The respondents to the appeal said the claim was a continuing attempt by the solicitors to ‘push themselves to the front of the queue of creditors’ of their bankrupt client. Tonstate’s representative Andrew Fulton QC said Candey was not a creditor and the DBA did not as a matter of construction give it any right to payment merely for having preserved a proportion of Wojakovski’s pre-existing property.

Fulton added: ‘The drafting of the DBA may be poor but its effect is clear: the terms of settlement of the shares claim did not give Candey any right to payment.’

Appeal judges took less than five minutes to discuss submissions before returning to say that the challenge was dismissed.

Following the decision, Shlomo Rechtschaffen, of London firm Rechtstaffen Law which represented Tonstate, said: ‘We are pleased that we won the appeal. We are waiting to see the reasoning of the judges in the hand down, which will undoubtedly be of significant importance to many practitioners.’

In a statement, Candey partner Leo Nabarro said the court appeared to be stopping defendants from taking advantage of DBAs to protect their assets.

He said: ‘This creates an unfortunate and unfair imbalance in favour of claimants over defendants as the regulations are flawed. That is why Camdey relied not on the regulations but the enacting higher legislation that sought to allow lawyers to be remunerated in accordance with their provision of financial benefit.

‘We will always fight our corner and advocate for lawyers’ rights, whether we win or lose. This is not simply to line our pockets (although as a business that is our aim) but because lawyers’ rights are the cornerstone of a civilised society because these rights in turn empower the people. There must be a recognition by the courts and government that an inequality of arms between defendants and claimants is inherently unjust and abhorrent in a civilised society.’
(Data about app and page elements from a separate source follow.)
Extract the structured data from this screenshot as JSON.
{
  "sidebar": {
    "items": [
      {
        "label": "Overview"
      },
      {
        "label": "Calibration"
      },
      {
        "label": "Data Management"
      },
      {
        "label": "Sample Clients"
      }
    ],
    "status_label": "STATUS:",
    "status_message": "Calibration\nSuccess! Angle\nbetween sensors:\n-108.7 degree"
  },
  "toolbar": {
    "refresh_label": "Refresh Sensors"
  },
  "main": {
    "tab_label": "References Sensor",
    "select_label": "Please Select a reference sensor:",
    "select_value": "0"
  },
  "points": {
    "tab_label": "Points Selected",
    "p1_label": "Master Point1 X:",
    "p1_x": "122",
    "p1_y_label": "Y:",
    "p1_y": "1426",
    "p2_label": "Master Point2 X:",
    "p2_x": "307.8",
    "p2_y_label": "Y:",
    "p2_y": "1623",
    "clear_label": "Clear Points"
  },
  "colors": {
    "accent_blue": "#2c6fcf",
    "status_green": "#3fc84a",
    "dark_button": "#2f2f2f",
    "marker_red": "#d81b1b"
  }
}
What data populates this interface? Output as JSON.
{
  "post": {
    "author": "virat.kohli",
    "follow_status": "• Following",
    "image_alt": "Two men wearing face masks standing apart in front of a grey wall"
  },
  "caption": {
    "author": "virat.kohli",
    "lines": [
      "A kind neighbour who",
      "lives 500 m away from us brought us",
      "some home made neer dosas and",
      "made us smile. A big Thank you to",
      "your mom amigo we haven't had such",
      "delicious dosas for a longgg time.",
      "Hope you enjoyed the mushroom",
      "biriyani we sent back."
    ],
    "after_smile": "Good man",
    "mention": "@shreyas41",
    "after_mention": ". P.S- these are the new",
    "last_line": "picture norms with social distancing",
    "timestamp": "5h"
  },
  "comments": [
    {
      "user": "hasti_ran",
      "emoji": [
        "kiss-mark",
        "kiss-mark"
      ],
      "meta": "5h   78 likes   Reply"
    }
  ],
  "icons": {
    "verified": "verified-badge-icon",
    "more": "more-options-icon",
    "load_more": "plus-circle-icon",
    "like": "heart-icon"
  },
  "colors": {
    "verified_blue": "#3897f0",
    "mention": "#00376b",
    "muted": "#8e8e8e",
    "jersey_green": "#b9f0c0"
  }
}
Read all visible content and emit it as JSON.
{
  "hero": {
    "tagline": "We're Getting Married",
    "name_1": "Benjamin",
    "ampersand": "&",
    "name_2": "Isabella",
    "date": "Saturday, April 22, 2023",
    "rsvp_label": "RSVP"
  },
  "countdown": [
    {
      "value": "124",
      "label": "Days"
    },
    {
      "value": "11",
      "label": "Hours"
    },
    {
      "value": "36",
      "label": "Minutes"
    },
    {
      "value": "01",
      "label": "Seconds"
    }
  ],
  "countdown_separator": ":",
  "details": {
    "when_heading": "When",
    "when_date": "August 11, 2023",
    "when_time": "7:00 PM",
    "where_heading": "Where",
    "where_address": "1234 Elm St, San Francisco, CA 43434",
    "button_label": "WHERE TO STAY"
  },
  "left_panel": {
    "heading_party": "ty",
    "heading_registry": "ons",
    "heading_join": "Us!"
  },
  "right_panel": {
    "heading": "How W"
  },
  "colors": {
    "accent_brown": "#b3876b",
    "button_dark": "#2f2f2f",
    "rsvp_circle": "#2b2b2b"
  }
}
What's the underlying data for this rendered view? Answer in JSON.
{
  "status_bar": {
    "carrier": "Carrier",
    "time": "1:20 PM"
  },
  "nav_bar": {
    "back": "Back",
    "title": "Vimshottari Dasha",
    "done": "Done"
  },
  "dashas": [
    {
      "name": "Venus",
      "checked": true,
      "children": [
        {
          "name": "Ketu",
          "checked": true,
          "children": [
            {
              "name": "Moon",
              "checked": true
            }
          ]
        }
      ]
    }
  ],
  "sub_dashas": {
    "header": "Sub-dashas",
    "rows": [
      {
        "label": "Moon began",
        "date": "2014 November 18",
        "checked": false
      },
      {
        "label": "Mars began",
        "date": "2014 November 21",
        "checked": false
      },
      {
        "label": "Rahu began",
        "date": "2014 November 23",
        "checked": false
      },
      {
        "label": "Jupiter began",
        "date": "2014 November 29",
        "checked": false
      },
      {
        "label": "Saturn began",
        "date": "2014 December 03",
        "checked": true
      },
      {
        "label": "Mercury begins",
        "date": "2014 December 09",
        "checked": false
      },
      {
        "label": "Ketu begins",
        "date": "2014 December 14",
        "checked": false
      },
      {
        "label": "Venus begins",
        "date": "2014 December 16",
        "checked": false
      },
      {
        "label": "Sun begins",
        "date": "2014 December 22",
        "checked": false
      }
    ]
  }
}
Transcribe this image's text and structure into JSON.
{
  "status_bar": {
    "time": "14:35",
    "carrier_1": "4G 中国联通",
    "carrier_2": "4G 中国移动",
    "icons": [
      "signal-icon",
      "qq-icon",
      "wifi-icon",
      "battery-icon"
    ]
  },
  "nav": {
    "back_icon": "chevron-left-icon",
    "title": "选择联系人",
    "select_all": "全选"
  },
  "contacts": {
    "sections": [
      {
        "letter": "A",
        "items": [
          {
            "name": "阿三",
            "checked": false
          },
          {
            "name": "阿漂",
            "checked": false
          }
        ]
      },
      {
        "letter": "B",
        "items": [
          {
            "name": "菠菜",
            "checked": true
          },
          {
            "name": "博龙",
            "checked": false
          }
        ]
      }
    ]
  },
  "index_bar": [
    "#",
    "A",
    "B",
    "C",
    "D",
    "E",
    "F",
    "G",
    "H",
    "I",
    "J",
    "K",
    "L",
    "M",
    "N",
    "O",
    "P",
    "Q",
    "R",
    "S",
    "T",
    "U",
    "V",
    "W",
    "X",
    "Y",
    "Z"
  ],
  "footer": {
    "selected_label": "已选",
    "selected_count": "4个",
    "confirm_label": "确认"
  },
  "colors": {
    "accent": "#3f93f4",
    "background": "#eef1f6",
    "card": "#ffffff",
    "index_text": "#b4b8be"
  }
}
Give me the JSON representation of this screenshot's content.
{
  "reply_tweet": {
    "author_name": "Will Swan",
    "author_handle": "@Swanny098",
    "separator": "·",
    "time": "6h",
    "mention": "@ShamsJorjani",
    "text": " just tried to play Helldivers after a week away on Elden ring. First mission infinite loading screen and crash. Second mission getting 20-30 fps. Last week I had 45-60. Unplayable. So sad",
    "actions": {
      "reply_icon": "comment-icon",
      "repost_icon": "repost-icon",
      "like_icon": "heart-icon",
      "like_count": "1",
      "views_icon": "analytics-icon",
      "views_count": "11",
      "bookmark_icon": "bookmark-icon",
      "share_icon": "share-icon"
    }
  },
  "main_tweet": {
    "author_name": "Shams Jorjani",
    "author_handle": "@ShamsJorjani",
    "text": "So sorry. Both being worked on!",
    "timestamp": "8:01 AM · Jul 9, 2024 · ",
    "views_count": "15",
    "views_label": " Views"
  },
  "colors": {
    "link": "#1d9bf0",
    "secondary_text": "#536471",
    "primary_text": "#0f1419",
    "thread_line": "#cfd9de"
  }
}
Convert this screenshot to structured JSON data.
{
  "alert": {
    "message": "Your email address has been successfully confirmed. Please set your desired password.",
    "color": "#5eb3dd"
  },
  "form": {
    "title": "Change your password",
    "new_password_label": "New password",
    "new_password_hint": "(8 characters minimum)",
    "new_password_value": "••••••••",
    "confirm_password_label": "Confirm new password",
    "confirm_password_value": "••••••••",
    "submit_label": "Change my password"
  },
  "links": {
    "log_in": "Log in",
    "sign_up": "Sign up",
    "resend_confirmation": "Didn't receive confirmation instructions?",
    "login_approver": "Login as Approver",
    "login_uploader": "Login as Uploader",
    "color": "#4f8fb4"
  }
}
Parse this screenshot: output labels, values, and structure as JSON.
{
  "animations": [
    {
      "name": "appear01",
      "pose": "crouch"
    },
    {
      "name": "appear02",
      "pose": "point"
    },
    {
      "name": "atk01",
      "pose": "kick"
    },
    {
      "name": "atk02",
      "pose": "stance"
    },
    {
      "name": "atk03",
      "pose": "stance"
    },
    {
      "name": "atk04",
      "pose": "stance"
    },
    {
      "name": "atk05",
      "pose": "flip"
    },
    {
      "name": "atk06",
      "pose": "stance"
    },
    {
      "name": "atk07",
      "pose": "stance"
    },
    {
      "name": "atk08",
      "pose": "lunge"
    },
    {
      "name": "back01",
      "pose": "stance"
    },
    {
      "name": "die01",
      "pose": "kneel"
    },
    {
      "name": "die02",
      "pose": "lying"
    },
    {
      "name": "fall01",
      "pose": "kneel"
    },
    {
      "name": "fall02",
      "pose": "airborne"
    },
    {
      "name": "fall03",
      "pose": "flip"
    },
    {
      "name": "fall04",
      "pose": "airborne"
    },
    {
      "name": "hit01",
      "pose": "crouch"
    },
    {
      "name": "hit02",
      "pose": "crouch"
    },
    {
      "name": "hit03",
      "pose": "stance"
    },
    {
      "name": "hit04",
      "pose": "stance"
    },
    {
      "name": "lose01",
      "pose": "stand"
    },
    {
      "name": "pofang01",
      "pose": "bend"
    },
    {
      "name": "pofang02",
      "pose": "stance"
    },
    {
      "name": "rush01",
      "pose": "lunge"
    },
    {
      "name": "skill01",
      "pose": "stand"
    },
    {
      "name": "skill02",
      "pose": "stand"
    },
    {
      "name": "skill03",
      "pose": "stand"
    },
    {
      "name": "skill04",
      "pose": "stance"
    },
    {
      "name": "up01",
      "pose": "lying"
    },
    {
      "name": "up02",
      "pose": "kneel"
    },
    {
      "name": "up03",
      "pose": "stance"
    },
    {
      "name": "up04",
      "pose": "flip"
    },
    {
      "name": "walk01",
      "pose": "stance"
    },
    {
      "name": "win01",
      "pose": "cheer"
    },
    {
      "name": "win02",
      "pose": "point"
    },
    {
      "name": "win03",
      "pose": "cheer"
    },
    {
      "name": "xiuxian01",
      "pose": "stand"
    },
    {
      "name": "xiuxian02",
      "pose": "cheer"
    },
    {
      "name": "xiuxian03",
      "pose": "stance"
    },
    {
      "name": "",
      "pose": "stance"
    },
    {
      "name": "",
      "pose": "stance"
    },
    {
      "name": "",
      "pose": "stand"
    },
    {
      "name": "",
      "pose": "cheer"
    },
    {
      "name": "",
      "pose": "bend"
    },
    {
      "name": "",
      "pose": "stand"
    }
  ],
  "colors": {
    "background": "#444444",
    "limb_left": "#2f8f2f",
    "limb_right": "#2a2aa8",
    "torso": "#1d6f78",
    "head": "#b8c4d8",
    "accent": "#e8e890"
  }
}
The firm will wait for the written judgment before deciding whether to appeal to the Supreme Court.